Average Utility Costs in New York City

By: ROS Team

Share the Post:

Money talks and the world listens. Our society equates bigger with better, but along with bigger often comes more expensive.  Unfortunately, the bigger-better relationship doesn’t always translate to living expenses.

Many renters and homeowners alike work their fingers to the bone to secure a sanctuary that they call home. But with the rising cost of utilities here in New York City and the surrounding boroughs, some residents are also struggling to keep the lights on.

Key Factors That Determine Utility Costs

On average, the average New Yorker can expect to spend around $2,250 annually on utilities alone.  This may fluctuate depending on a few key factors:

1) Season

Winter in New York can be brutal, with temperatures dropping near or below freezing.  As a consequence, costs related to running the furnace more often will definitely drive up your monthly utility costs.  Similarly, soaring summer temps will increase the demand for air conditioning.

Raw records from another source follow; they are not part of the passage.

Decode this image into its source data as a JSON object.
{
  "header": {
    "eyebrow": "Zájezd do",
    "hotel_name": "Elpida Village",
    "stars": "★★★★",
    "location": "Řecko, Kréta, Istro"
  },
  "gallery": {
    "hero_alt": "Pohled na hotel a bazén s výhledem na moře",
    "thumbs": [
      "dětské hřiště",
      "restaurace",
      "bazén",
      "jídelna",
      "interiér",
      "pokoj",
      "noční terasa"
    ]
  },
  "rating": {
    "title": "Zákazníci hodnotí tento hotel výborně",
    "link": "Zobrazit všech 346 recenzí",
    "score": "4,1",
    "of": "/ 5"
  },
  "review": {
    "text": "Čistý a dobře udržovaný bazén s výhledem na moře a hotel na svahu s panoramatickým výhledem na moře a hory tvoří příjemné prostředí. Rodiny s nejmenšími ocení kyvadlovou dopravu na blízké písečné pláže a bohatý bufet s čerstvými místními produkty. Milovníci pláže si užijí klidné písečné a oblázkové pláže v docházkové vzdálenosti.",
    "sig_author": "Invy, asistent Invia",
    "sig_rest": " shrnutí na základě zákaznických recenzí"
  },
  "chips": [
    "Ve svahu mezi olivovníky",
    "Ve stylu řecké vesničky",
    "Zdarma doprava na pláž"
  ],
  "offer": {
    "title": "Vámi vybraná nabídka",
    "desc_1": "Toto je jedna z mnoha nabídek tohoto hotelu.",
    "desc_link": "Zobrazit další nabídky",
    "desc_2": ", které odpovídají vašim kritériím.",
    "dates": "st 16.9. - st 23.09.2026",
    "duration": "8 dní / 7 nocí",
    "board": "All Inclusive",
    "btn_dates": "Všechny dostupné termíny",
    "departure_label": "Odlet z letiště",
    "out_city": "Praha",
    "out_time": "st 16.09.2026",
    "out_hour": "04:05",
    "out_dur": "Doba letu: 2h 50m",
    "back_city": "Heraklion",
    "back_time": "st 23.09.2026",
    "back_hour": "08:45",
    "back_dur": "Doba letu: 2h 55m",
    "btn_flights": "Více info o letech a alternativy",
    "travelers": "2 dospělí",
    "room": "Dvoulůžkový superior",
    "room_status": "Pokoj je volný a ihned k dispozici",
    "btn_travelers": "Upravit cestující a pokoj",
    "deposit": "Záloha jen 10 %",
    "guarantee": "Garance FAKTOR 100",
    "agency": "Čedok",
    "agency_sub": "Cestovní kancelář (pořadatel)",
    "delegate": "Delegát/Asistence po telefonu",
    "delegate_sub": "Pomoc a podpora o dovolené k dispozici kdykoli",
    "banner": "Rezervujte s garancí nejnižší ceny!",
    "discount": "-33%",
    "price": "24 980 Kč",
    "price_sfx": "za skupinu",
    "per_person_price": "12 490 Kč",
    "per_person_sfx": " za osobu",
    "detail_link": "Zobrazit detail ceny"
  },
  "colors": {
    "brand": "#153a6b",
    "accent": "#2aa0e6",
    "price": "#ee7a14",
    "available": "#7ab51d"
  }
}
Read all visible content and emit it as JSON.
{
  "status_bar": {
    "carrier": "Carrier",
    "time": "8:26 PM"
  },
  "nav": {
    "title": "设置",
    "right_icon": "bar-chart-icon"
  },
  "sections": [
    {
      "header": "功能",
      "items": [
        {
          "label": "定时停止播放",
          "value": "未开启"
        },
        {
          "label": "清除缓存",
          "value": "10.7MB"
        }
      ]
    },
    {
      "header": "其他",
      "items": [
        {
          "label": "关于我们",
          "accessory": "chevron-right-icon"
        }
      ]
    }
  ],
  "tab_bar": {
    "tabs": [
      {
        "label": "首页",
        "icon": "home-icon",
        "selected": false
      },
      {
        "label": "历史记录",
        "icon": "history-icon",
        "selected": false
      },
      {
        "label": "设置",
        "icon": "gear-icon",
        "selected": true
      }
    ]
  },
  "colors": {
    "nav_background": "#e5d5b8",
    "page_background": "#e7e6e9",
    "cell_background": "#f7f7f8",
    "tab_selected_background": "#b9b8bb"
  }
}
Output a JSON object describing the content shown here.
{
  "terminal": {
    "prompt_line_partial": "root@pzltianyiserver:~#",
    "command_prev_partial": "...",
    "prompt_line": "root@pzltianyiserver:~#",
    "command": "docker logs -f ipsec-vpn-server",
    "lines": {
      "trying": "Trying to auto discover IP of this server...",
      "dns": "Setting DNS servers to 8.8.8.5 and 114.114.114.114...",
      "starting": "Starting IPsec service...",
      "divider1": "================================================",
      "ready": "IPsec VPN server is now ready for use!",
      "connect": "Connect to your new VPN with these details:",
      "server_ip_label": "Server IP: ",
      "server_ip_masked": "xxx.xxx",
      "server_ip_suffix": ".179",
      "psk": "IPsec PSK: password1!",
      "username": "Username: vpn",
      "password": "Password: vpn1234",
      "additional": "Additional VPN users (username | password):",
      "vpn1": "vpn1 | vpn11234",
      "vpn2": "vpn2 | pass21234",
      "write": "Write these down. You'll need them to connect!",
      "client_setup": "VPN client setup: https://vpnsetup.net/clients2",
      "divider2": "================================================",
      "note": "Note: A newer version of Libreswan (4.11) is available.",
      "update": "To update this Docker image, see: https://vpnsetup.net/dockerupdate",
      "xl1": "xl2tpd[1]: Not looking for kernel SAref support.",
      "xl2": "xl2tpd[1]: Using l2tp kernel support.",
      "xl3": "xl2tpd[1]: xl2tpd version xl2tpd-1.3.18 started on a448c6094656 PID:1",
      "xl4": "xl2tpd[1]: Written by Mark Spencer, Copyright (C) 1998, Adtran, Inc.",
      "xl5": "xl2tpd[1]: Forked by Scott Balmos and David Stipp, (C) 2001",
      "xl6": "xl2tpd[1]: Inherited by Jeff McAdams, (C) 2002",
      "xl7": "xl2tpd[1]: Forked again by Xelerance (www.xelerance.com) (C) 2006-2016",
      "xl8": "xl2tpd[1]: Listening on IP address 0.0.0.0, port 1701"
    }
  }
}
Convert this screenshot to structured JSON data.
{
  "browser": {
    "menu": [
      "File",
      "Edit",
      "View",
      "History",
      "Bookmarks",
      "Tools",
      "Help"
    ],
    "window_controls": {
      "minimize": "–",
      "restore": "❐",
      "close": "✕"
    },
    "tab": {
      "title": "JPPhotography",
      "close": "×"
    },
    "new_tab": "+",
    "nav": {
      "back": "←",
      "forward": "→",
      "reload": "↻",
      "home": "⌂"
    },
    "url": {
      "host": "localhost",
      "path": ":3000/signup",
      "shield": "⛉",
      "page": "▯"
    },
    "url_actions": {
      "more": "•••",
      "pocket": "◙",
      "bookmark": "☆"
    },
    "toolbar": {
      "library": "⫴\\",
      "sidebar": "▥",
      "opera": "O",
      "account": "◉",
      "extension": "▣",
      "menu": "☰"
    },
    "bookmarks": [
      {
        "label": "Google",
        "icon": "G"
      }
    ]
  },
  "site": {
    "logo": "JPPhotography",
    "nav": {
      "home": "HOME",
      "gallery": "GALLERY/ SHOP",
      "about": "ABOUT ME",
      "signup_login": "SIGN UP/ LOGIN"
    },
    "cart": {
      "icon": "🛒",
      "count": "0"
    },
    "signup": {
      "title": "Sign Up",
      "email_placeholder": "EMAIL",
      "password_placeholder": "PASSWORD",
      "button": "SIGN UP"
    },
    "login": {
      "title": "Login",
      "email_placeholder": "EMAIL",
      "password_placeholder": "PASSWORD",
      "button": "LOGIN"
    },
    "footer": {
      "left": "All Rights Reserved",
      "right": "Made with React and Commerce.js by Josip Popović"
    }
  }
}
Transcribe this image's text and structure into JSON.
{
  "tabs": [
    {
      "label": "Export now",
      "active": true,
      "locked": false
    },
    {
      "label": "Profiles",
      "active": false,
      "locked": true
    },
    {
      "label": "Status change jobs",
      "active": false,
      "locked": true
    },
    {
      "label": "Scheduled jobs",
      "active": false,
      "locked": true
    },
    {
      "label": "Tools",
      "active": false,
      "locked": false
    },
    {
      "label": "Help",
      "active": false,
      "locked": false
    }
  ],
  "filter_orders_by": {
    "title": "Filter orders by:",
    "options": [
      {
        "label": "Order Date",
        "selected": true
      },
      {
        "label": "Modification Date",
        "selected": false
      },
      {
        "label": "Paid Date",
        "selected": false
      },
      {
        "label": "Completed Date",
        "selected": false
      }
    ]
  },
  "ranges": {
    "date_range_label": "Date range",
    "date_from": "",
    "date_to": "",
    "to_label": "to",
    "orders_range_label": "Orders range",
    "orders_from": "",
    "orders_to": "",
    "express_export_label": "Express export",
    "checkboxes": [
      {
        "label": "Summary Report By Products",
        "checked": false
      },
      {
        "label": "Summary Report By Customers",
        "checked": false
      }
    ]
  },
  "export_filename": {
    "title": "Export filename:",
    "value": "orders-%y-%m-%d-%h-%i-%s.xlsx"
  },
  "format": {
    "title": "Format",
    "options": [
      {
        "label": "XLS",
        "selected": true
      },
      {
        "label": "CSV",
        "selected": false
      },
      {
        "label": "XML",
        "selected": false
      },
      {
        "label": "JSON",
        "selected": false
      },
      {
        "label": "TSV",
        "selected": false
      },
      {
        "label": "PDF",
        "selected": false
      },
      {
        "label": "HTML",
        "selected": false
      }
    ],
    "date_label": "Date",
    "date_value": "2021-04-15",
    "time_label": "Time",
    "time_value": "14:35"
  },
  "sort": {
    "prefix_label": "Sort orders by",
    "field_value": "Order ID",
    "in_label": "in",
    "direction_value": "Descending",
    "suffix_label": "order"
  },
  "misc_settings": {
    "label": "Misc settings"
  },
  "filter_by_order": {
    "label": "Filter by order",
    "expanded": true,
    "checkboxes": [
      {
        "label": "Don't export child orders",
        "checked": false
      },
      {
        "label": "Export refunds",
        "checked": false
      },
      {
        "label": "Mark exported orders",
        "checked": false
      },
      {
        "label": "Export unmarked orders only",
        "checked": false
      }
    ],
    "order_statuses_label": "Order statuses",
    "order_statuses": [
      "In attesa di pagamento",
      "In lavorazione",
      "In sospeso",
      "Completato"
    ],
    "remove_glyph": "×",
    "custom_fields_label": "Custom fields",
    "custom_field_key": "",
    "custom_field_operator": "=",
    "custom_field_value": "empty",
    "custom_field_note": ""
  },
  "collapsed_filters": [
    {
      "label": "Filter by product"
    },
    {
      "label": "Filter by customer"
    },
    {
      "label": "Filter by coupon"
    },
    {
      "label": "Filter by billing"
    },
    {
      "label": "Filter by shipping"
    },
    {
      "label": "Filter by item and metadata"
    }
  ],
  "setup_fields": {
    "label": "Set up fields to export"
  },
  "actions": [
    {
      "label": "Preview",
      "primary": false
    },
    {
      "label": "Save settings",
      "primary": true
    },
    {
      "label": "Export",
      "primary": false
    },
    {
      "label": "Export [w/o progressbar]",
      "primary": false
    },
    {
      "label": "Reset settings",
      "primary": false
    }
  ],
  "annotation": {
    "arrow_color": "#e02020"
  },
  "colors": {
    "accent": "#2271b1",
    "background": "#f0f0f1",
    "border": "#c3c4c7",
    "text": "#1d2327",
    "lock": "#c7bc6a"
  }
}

At the end of the day, research hacks for maximizing comfort while keeping utility usage low. One option is to upgrade to smart thermostats, which help you better optimize central heating and cooling based on external temps.

2) Square Footage

Bigger is better, except when it comes to paying the utility bills!  Larger homes require larger heating and cooling systems.  There’s also more space to warm up and cool off when external temps are extreme.

Read Also: Square Footage Guide To Living From Small Home

3) Location

Location plays a huge role in determining utility costs. Demand drives utility prices; therefore, utility rates in metropolitan areas will be much higher than those in more suburban or rural neighborhoods.

4) Number of Occupants

Utility costs are directly related to the number of occupants sharing the space. More people increase the demand for internal systems such as electricity, internet, and water/sewage, thus driving up costs.

Looking to Make NYC Home

If you are planning to move to the NYC area or have already made the transition, it’s not too late to shop around for the best rates for services like electricity and internet. Even if you’ve signed a contract, it won’t hurt to see what other options are available so you’re ready once your current agreement expires.

Also, don’t underestimate the power of the referral. Ask family or friends who live in your area of interest what their utilities typically run per month to get a sense of what you may be paying given your living situation.

Negotiate Rates

Your monthly utility costs are going to depend on how many utilities are included in the rent. Water and trash service is typically included in the monthly rent, but you may be able to negotiate additional utilities included in the rent as well.  Whatever is negotiated, be sure to get it formally added to the lease.

Common Utilities


This expense makes up the major portion of your monthly expenses.  How much you spend on electricity is driven by the number of people in the household and the age and number of your appliances.


Many households use gas to power their stoves and, possibly, warm their homes. depends on how often you cook and for how many family members you cook.


Water is normally included in monthly rent, but, if you have to pay for it separately, the average cost is $40 per month.

Trash Disposal:

As with water, the garbage disposal is usually included in the monthly rent. Separately, it costs approximately $20 per month.

Internet and Cable:

There are several internet and cable providers in NYC that provide various rates for different service options based on your household needs.


If you own a car, parking costs an average $150 monthly.

Final Thoughts

Utility bills are a part of life just like death and taxes, but paying them doesn’t have to be a struggle.  With a little research and, possibly, finagling, your NYC utility payments can be tamed and manageable.

Related Article:

What Are Apartment Utilities – Average Costs & Fees in the USA
Apartment, House, and Business Utilities?
Should Utilities Be Included in Rent?